*** Opening of RECORDS SHOWN ***

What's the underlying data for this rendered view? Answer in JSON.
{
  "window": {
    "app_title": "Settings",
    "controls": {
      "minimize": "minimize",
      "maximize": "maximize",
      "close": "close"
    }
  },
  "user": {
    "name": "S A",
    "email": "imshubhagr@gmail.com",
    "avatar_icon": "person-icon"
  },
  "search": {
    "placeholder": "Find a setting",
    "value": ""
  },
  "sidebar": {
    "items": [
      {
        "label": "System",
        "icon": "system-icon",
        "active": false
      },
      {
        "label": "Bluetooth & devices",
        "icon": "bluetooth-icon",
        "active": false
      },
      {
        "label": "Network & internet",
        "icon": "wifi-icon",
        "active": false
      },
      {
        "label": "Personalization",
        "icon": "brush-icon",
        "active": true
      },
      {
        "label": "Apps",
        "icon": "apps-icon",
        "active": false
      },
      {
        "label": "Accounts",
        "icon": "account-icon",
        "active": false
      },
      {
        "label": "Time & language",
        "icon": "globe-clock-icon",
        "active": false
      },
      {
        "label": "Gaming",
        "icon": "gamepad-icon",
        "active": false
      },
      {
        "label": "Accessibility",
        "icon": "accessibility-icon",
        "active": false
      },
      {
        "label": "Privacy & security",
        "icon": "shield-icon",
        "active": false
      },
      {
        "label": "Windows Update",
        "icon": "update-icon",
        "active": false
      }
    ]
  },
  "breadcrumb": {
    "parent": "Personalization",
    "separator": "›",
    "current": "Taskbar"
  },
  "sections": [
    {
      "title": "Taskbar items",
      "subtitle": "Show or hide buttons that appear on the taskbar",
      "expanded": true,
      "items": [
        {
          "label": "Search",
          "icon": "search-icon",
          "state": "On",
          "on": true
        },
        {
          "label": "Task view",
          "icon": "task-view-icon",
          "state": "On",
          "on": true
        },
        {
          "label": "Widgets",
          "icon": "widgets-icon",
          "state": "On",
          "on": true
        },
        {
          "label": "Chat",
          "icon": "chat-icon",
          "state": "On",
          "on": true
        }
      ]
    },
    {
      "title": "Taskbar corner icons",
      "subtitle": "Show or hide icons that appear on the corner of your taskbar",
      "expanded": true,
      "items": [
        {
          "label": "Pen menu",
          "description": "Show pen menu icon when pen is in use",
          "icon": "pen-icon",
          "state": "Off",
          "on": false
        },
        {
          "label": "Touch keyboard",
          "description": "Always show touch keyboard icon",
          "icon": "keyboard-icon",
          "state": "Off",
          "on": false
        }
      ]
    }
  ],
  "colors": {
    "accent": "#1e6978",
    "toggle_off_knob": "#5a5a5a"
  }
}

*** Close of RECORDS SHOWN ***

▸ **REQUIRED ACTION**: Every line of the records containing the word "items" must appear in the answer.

▸ **TASK OUTPUT**:
    "items": [
      "title": "Taskbar items",
      "items": [
      "items": [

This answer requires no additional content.